— Goal of the exercise —
Could you copy every line of the data that contains "EKUB"?
Listed entries below:
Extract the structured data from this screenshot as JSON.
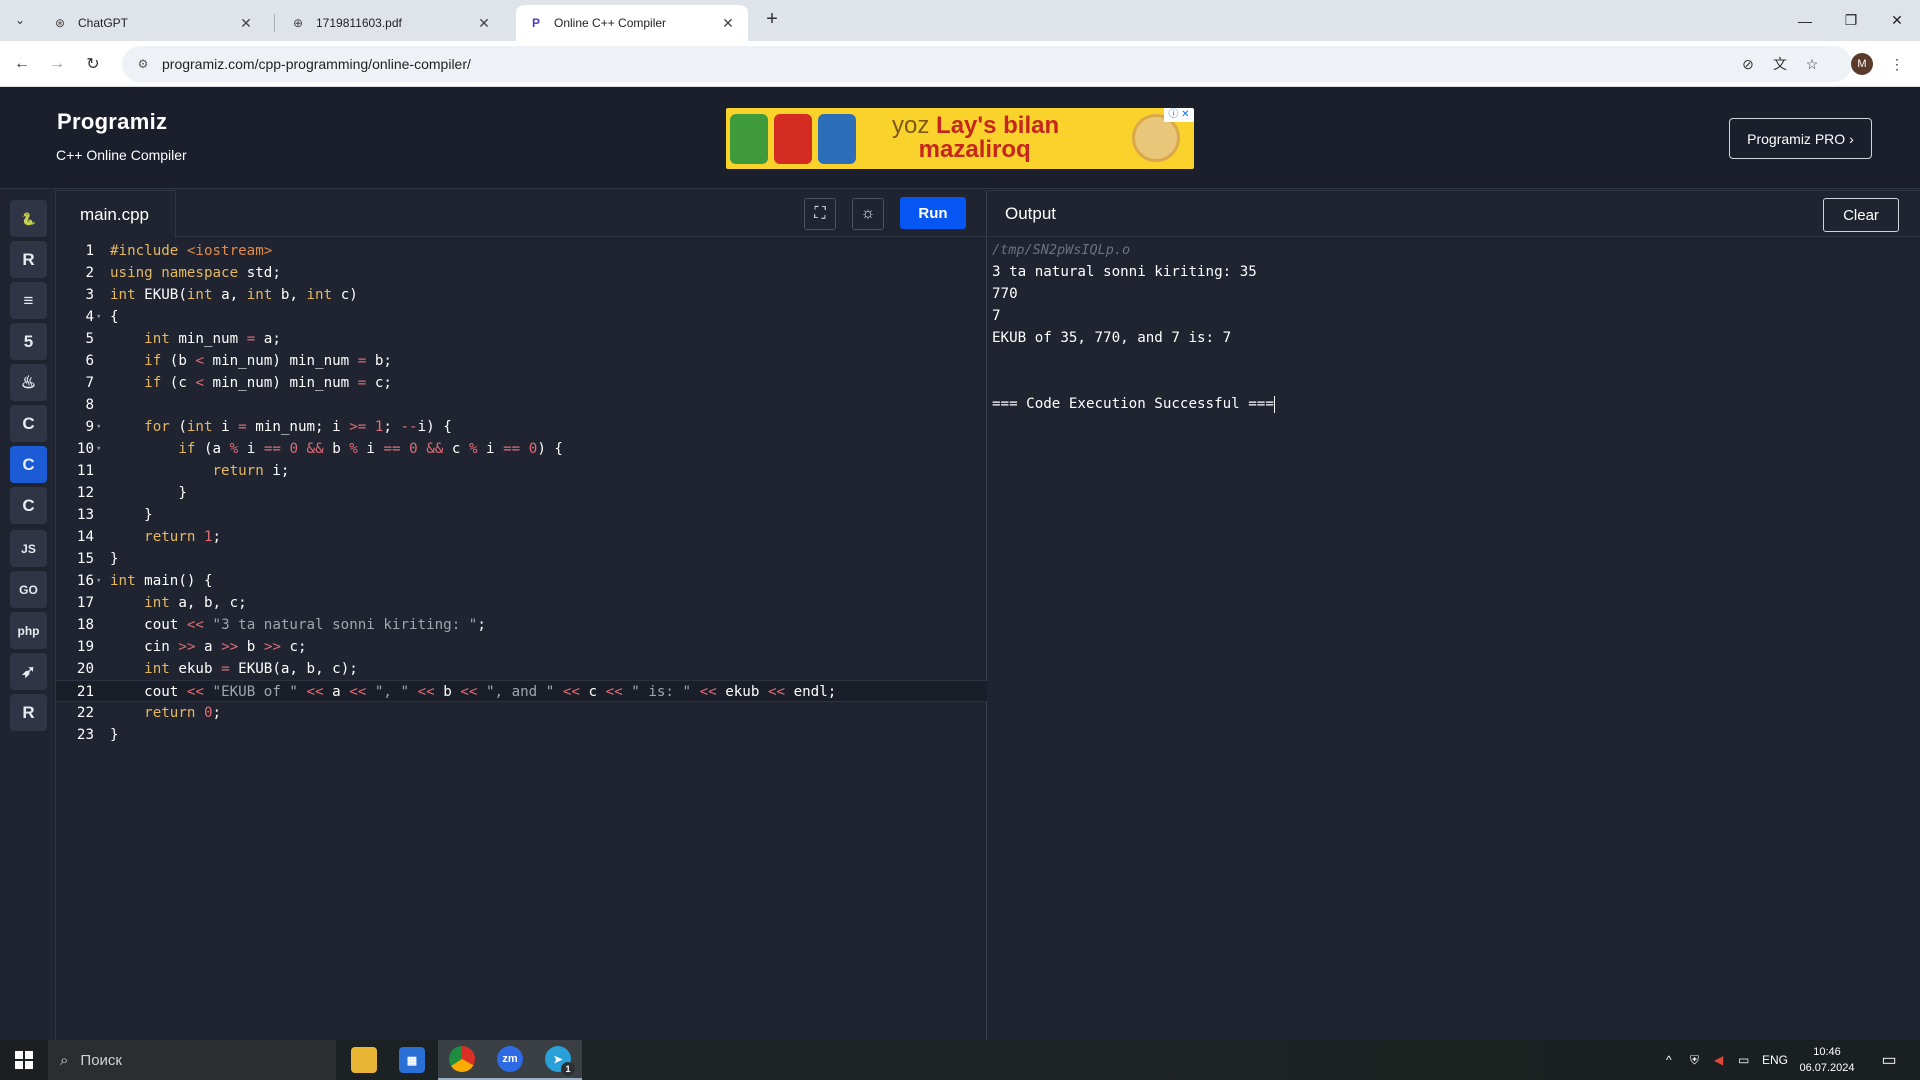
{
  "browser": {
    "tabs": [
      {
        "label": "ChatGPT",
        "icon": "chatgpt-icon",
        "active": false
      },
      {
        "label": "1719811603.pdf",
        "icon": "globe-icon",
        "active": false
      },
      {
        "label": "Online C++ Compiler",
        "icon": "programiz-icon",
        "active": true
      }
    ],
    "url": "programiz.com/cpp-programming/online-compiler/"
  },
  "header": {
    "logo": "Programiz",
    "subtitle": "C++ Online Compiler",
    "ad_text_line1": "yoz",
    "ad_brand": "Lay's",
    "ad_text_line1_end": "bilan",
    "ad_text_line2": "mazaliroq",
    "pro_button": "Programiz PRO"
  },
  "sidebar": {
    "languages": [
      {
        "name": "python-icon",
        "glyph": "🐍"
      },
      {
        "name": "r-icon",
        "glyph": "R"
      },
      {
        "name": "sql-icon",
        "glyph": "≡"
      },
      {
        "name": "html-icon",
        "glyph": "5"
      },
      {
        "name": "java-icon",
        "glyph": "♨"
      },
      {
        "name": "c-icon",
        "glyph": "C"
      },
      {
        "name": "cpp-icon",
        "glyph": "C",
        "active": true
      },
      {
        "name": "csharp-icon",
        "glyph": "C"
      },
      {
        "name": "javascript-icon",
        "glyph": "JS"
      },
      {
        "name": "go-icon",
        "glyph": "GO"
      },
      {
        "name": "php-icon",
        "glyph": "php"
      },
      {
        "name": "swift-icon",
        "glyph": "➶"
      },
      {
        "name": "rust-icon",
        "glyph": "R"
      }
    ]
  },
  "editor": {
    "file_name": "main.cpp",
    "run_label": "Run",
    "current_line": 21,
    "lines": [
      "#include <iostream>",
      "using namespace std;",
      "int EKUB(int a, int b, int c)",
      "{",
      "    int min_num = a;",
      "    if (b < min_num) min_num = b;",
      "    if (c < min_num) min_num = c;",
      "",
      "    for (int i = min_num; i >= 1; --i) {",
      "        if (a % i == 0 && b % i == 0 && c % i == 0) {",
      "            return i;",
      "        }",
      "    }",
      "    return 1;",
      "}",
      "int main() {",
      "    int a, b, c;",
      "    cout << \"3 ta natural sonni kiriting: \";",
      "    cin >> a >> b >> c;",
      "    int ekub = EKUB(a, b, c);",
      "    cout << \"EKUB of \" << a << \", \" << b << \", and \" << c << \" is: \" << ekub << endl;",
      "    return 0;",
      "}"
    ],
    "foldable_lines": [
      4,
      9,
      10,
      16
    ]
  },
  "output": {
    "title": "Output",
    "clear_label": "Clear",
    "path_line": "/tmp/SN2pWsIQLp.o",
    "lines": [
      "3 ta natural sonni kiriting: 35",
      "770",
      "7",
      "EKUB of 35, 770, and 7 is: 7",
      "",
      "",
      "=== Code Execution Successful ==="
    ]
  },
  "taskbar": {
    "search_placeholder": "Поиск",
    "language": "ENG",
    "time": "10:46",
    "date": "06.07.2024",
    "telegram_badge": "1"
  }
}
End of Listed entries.
— Answer box —
      "int EKUB(int a, int b, int c)",
      "    int ekub = EKUB(a, b, c);",
      "    cout << \"EKUB of \" << a << \", \" << b << \", and \" << c << \" is: \" << ekub << endl;",
      "EKUB of 35, 770, and 7 is: 7",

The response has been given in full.